make it impossible to tell how many people live here, but the estimate
is somewhere in the neighborhood of 1.5million.
Khayelitsha is partially the result of the Group Areas Act passed in
the 1950s. This segregation law designated
where people could live. One group of ethnic people were relocated
to make room for the more affluent white development.
This action caused one of the greatest uproars during apartheid. This
area was known by the ruling government as
"District 6" and served as a model for Peter Jackson's recent film
"District 9." If you've seen the movie,
you'll notice the similarity with this picture.
The Great White Shark Capital of the world.
One of my greatest inspirations for traveling around the country was
to visit the sleepy little town of Gansbaai. This
shoreline boasts the greatest population of great white sharks (usually

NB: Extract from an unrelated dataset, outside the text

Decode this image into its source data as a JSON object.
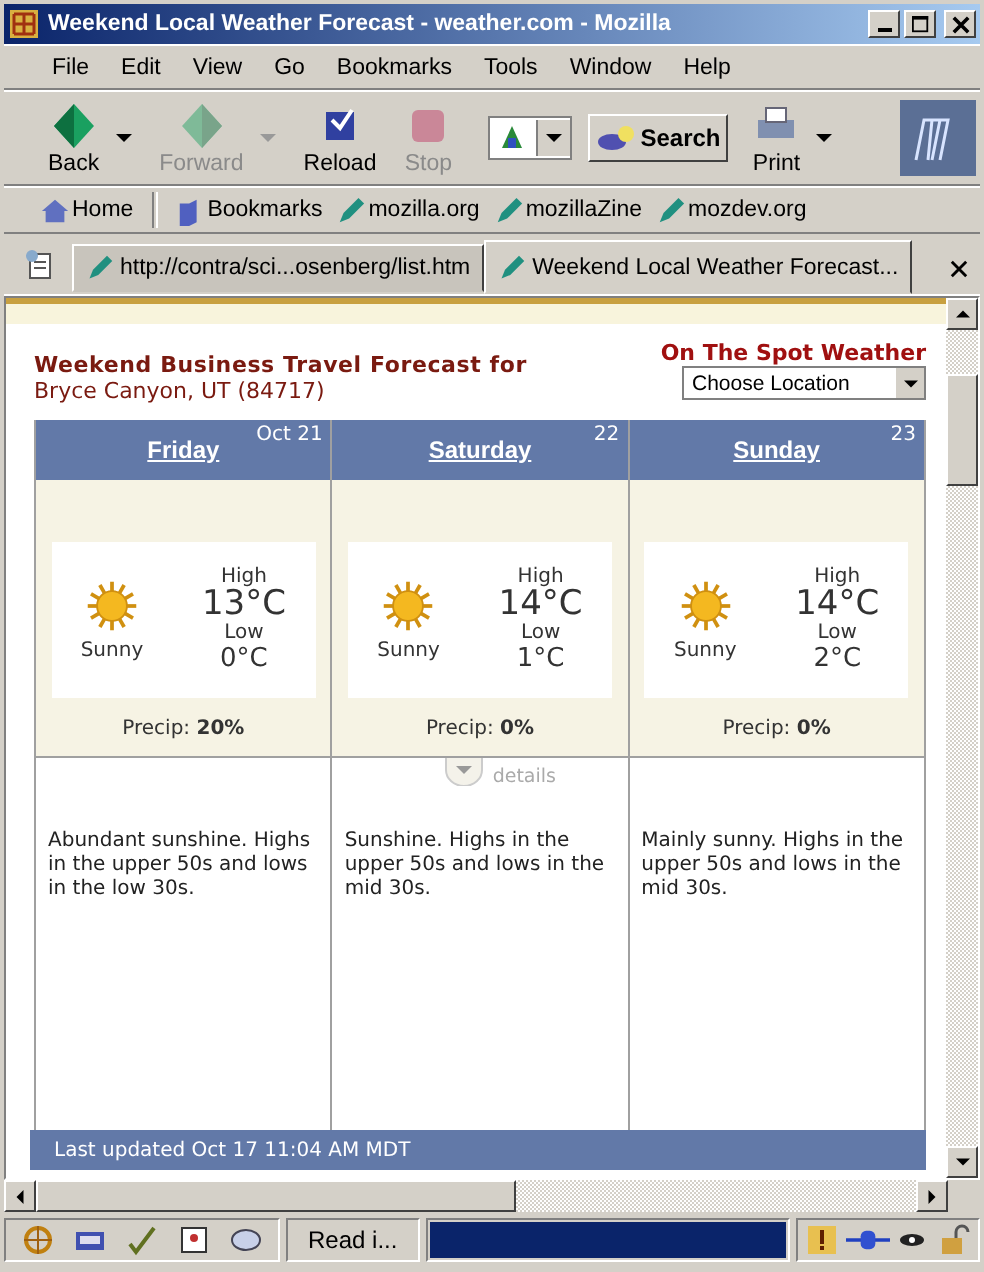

referred to as white sharks) anywhere in the world.
I have just a handful of pictures here. If you would like to see more,
I have a full page about
my cagediving with the sharks posted HERE.
White shark silhouettes are a common sight along these beaches.
Baitfish cleaning up the chum.
This is the full size of the harbor.
Sunset over Gansbaai Harbor.
Photo taken from my backyard.
The South Africa version of a VW.
The southern most point on the African continent.
This is the official dividing point of the Indian and Atlantic oceans.
I'm straddling the continental divide.
The beach rocks look like the surface of some alien planet.
Cape Agulhas lighthouse.
The capital of wine country.
I traveled to Stellenbosch and the Spier wine estate to visit Cheetah
Outreach. This is the facility that our two
cheetahs came from in the spring of 2009.
A BIG strawberry.
Remax is everywhere.
I met with Liesl, one the heads of cheetah outreach.
Notice the king cheetah has lines instead of just spots.
One way that conservationists are trying to help save the cheetah is
by providing farmers
with Anatolian sheepdogs. The dogs keep predators away from the sheep
so farmers don't
feel they have to shoot them.
Also located next to Cheetah Outreach is Eagle Encounters, a raptor
Adult martial eagle.
This is what our birds will look like soon.
Owner of Eagle Encounters, Hank Chalmers.
Hank and I spent several hours discussing falconry and training techniques.
Juvenile goshawk. This little bird acted more like a chicken.
Hank has 20 - 30 young owls dropped of at his door every year. He takes
care of them until
they're old enough to fly and hunt and then releases them. To prevent
imprinting, Hank uses a
surrogate owl (sitting on the perch) to teach the youngsters.
Toolboxes and feathers, a familiar sight to all falconers.
Live show being presented to the public.
If a dog could fly, it would look like this.
The long road from Capetown to Johannesburg.
The Fold Mountains, so named because they were formed when the Earth's
crust literally folded.
Restaurants come in all shapes and sizes.
While traveling back through the southern Karoo, I stayed on several
working sheep ranches.
This ranch was completely off the grid. All electricity came from either
solar panels and wind generators.
Another working farm. I actually slept in the BARN.
Upstairs is being converted into a venue for functions.
Back in Jo'burg, Coca-Cola advertising the upcoming World Cup.